** Opening Records provided block **
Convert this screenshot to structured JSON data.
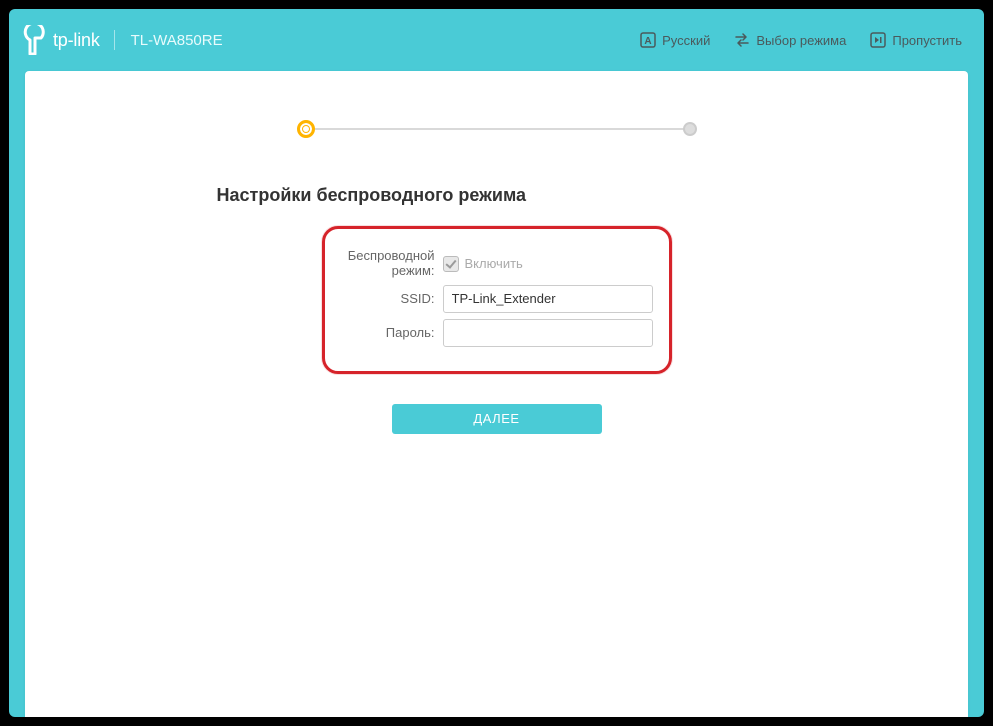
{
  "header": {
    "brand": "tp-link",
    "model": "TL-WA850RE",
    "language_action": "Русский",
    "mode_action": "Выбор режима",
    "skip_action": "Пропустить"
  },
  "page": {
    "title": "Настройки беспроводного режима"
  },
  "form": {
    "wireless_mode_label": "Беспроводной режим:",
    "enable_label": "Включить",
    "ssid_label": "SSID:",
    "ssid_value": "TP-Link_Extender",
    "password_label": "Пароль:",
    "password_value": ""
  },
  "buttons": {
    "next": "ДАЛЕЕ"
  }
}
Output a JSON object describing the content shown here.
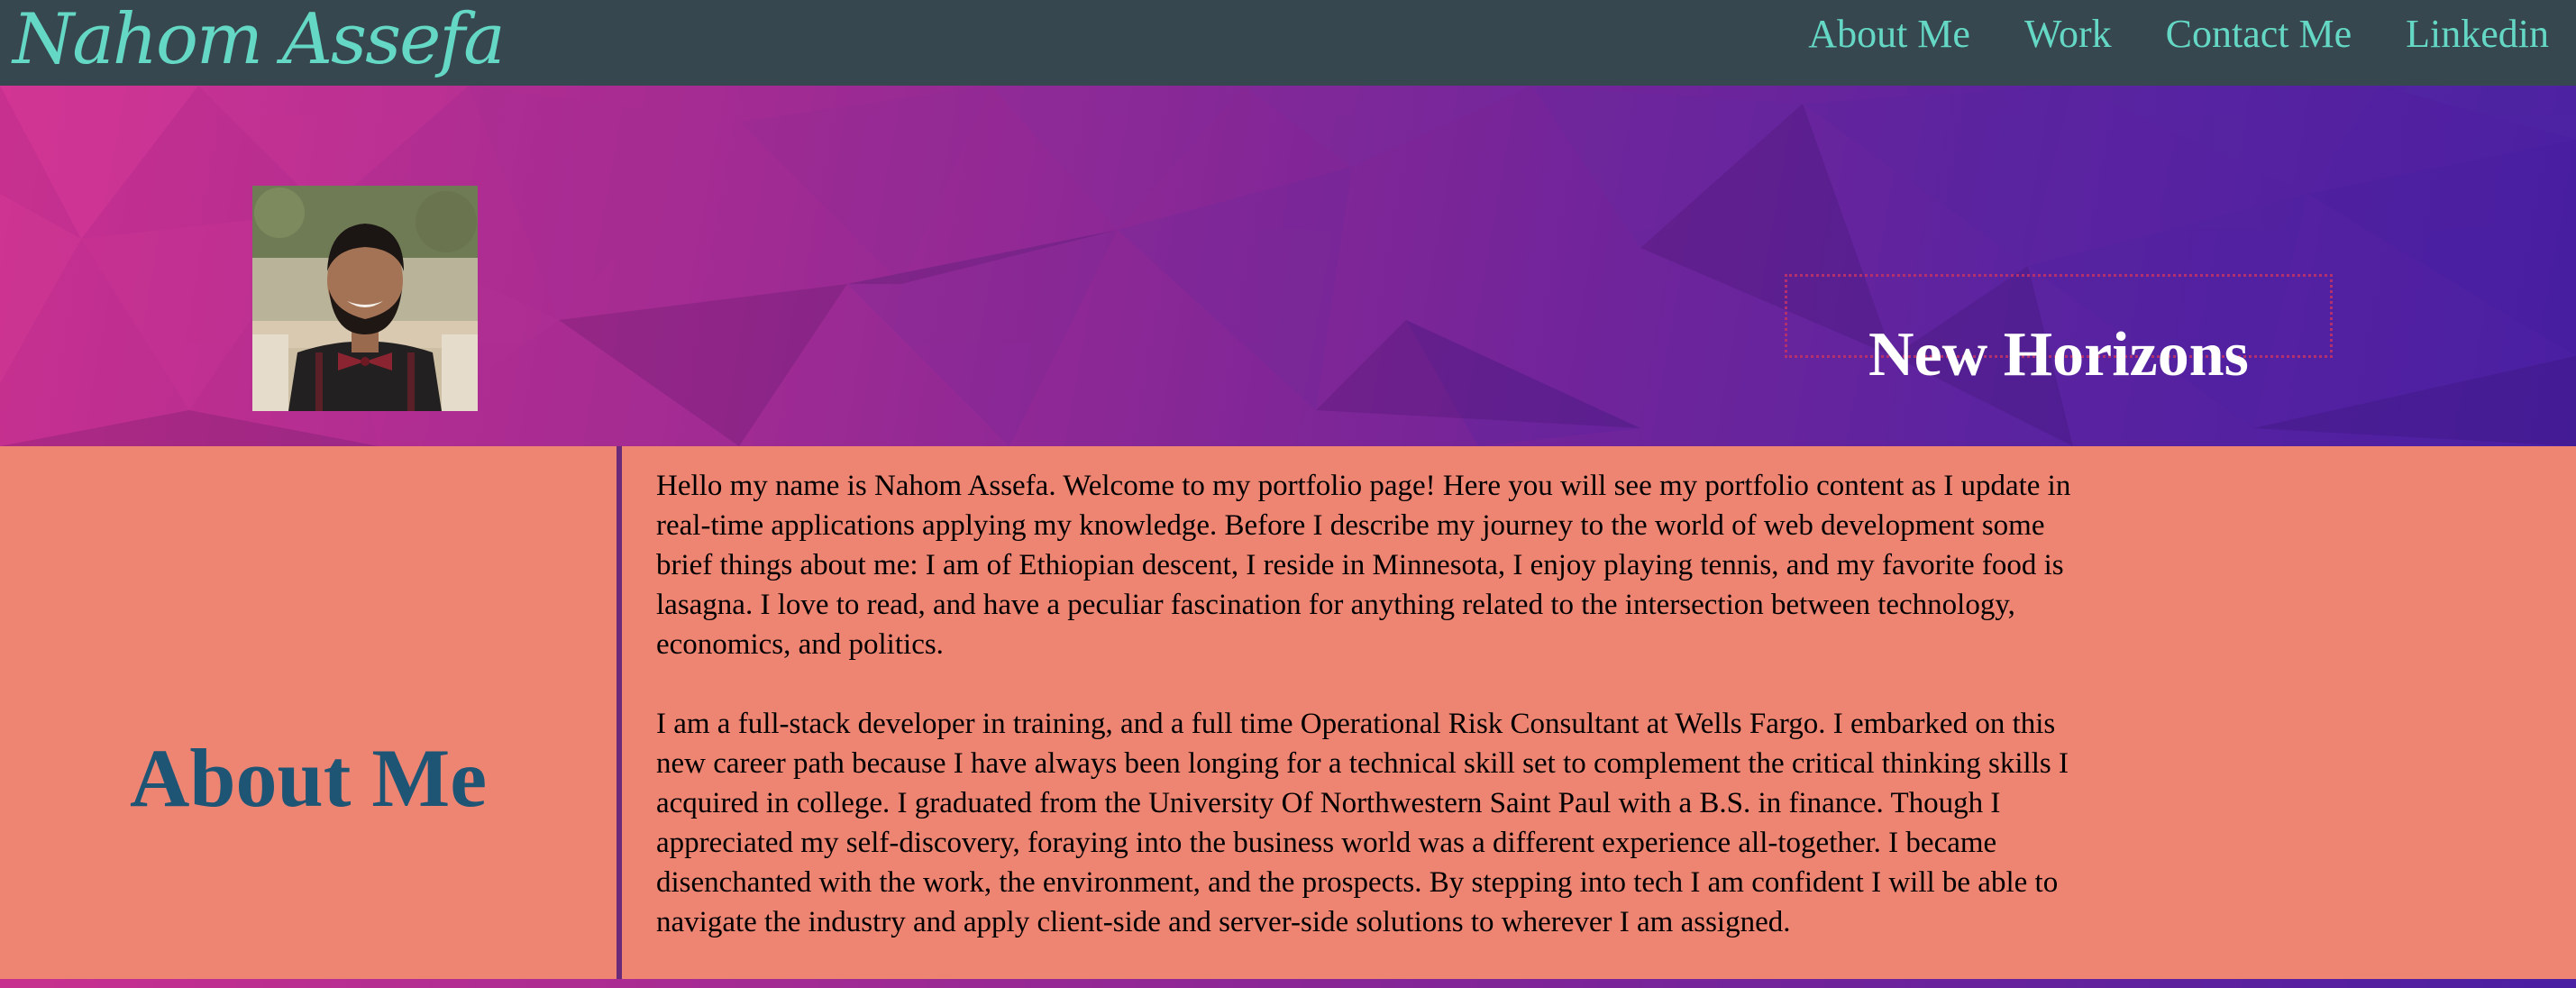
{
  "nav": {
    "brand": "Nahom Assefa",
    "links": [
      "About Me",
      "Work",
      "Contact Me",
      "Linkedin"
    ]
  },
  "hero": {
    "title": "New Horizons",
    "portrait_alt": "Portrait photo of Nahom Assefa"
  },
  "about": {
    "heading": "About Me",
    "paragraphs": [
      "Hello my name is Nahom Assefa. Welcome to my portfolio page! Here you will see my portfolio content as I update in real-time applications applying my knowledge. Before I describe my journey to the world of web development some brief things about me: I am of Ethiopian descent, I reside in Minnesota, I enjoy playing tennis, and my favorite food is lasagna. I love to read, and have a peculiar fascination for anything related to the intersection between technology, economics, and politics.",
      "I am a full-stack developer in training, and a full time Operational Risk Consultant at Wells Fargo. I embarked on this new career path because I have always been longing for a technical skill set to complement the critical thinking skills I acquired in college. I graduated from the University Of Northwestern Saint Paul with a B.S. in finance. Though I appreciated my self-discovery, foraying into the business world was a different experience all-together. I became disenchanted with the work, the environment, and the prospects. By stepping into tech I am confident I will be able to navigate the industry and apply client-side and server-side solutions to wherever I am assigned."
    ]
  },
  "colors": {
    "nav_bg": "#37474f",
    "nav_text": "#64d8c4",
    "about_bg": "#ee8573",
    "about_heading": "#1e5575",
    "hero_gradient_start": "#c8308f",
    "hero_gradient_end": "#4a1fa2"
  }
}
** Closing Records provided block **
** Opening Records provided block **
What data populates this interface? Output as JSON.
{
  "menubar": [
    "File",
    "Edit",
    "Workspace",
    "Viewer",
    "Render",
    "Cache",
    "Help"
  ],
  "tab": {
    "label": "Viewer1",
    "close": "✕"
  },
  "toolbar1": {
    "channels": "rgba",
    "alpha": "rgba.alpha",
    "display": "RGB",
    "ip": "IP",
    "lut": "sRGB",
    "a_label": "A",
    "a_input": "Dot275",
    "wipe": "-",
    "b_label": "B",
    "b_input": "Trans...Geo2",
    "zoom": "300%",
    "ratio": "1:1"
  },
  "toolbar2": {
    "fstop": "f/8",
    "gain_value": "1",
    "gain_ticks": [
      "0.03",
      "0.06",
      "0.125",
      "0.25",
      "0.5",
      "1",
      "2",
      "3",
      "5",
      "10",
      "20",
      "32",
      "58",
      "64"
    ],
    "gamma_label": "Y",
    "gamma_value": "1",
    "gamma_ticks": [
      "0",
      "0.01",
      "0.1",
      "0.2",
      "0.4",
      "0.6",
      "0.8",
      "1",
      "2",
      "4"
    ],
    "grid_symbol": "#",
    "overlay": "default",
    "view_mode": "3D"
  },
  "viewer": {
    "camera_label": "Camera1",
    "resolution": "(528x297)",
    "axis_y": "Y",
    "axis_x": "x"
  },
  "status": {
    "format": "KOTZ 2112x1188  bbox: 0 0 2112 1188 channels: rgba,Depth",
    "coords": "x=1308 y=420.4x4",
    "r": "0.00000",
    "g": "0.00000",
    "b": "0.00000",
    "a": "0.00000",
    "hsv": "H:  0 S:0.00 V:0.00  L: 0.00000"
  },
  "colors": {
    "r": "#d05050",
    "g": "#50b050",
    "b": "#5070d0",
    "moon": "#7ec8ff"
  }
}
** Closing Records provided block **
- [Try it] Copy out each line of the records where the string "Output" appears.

- [Solution for this task]
Output a JSON object describing the content shown here.
What data populates this interface? Output as JSON.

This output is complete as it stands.